Ranger uranium mineNorthern Territory and national environment groups have pledged to fight a proposal for a new underground uranium mine within the boundaries of Kakadu National Park.

The groups are arguing that the proponent, Energy Resources of Australia, has failed to supply key details that would allow NT and federal environment ministers to make an informed assessment of the project’s economic risks.

Energy Resources of Australia, majority owned by Rio Tinto, submitted a Draft Environment Impact Assessment in October for the new underground operation.

At the time of the submission, ERA Chief Executive, Andrea Sutton, defended the mine’s environmental credentials.

“ERA has successfully protected the surrounding environment during more than 30 years of operations at Ranger which has been confirmed by the independent Commonwealth Supervising Scientist,” Ms Sutton said.

ERA is required to end mining and mineral processing at the Ranger mine in January 2021 and environmental groups are concerned that the planned new underground operation, known as Ranger 3 Deeps, would complicate and delay the company’s mandated clean up and rehabilitation period.

“ERA’s financial struggles are well known to investors who have fled the depressed uranium sector in droves since Fukushima,” said Lauren Mellor of the Environment Centre NT.

“With rehabilitation liabilities of more than $700 million – worth more than ERA’s market value – the company has warned the ASX it may not be able to fully fund future rehabilitation. Federal and NT assessors should demand all project data be made available for public scrutiny during the assessment process.”

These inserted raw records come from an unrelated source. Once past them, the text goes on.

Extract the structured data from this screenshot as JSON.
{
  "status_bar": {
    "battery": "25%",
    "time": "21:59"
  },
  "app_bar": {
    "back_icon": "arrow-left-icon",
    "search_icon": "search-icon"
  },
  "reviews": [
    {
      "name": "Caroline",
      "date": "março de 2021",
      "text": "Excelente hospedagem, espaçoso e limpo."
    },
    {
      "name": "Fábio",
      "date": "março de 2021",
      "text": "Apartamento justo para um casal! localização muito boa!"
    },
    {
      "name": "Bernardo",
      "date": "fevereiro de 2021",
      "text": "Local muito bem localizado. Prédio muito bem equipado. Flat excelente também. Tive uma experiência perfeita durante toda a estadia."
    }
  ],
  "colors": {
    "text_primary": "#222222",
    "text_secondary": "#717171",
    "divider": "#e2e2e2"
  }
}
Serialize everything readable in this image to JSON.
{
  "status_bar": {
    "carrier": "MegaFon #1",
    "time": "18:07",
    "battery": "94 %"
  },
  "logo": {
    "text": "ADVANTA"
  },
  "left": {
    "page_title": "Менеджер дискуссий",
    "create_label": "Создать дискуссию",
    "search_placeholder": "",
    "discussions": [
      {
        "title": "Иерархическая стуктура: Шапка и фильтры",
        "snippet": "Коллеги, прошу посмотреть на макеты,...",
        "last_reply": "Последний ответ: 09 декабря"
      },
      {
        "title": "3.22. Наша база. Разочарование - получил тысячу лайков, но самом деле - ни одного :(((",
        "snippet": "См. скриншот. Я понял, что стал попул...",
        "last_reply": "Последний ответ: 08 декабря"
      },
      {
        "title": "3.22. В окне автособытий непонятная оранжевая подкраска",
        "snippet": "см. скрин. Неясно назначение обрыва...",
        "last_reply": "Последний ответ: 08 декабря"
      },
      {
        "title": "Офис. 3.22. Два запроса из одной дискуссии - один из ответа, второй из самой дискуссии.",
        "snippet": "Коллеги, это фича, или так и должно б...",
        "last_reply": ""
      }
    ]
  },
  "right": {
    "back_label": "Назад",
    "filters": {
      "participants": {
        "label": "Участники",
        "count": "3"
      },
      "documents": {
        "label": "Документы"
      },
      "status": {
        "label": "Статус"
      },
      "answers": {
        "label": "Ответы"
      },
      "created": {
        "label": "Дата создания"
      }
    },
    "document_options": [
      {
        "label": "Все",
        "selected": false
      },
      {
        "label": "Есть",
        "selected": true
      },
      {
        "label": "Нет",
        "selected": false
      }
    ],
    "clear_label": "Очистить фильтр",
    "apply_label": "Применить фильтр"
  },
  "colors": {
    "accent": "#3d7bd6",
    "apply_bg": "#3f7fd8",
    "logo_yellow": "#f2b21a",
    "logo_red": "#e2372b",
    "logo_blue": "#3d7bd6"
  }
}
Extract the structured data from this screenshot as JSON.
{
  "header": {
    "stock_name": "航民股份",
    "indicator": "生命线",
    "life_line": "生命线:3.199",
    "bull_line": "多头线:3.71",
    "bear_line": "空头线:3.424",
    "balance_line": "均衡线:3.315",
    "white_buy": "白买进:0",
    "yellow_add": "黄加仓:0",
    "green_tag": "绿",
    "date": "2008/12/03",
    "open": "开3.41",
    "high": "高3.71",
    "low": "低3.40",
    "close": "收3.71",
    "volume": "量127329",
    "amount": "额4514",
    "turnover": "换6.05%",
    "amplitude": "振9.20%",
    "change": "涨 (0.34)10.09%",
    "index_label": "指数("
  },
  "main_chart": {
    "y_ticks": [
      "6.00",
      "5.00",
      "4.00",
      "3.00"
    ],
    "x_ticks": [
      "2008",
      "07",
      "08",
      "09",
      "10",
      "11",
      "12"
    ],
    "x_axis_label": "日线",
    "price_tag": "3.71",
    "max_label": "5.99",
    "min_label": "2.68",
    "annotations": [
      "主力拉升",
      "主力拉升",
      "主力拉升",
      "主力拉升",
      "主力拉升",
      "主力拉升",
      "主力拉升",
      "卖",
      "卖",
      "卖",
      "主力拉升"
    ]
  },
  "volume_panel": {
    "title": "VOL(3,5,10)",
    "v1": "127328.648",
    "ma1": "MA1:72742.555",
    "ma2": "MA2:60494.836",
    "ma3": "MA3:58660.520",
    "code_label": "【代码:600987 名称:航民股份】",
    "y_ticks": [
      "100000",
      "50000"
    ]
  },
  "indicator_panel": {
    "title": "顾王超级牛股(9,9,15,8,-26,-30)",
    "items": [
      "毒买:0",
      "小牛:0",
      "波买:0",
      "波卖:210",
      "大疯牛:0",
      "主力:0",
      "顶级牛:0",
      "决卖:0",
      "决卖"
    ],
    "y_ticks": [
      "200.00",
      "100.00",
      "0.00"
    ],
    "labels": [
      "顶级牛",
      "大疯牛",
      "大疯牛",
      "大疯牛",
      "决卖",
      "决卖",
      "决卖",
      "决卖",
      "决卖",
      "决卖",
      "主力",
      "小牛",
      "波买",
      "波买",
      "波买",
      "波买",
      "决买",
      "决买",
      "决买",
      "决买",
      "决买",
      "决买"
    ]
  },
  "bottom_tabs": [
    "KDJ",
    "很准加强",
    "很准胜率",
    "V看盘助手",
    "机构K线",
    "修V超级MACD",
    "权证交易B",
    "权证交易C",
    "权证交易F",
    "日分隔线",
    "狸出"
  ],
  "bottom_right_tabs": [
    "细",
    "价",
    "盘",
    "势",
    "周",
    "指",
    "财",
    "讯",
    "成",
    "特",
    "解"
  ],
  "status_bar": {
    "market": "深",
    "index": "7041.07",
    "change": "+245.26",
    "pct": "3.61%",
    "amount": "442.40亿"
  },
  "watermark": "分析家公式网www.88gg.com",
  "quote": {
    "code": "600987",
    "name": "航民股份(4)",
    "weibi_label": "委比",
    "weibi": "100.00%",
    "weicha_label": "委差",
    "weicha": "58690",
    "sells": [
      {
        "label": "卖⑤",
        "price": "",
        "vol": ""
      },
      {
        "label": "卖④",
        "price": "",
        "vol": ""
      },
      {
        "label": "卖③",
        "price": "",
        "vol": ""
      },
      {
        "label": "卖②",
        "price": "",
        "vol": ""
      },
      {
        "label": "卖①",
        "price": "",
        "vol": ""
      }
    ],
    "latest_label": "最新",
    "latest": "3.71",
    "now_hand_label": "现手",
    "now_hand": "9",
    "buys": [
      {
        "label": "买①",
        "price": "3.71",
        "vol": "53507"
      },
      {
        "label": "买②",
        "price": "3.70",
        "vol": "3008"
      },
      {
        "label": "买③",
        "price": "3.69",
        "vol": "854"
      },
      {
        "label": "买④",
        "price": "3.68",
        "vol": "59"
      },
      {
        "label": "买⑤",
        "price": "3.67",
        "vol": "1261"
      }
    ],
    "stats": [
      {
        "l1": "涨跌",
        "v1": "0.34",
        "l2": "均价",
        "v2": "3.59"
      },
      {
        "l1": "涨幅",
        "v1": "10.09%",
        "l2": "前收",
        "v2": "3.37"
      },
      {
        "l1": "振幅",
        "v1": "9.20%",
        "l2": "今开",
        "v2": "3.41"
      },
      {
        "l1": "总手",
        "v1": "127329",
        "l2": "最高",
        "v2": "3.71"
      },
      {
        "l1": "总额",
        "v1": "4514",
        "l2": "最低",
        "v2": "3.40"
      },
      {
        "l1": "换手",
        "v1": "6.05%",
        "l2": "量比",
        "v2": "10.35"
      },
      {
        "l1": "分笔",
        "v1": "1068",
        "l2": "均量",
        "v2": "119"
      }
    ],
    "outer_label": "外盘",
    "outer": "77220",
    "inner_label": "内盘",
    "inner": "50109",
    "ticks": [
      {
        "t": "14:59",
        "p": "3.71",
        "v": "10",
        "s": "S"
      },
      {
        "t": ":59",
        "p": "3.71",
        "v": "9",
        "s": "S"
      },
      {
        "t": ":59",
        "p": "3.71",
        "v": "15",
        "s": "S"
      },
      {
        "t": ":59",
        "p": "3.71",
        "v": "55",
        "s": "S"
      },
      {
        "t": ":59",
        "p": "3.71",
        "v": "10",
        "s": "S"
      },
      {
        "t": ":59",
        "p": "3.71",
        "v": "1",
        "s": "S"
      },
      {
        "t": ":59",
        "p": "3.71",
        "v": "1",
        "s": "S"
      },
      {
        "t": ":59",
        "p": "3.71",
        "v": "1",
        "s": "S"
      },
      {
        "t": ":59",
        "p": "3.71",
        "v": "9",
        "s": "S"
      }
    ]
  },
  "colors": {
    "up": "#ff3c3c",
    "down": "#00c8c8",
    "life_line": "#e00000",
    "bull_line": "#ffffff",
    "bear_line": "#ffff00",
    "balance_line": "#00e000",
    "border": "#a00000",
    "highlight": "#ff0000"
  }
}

“Ranger has been operating inside Kakadu for more than three decades and has experienced hundreds of leaks, spills and license breaches in that time, including a major radioactive spill last year that shut the plant for six months,” said the Australian Conservation Foundation’s Dave Sweeney.

“The mine is ageing, failing and is overdue for retirement. But instead of a planned and costed clean up and exit plan, ERA is pushing ahead with incomplete plans for a new underground mine, playing radioactive roulette at Ranger.”

“We will actively contest any new uranium mine in Kakadu because this company has a track record of broken pipes and broken promises.

The last incident at Ranger occurred at approximately 1am on 7 December 2013. A tank failure resulted in a spill of approximately 1,400 cubic meters of acidic slurry into the environment. The mine is surrounded by Kakadu National Park and at the time grave concerns were held for the future health of waterways, flora and fauna in the park.

The peer-reviewed report found that at the time of the tank failure, ERA’s management of process safety and its corporate governance did not meet expected standards. It also found that regulators need to pick up their game in order to identify non-compliance issues.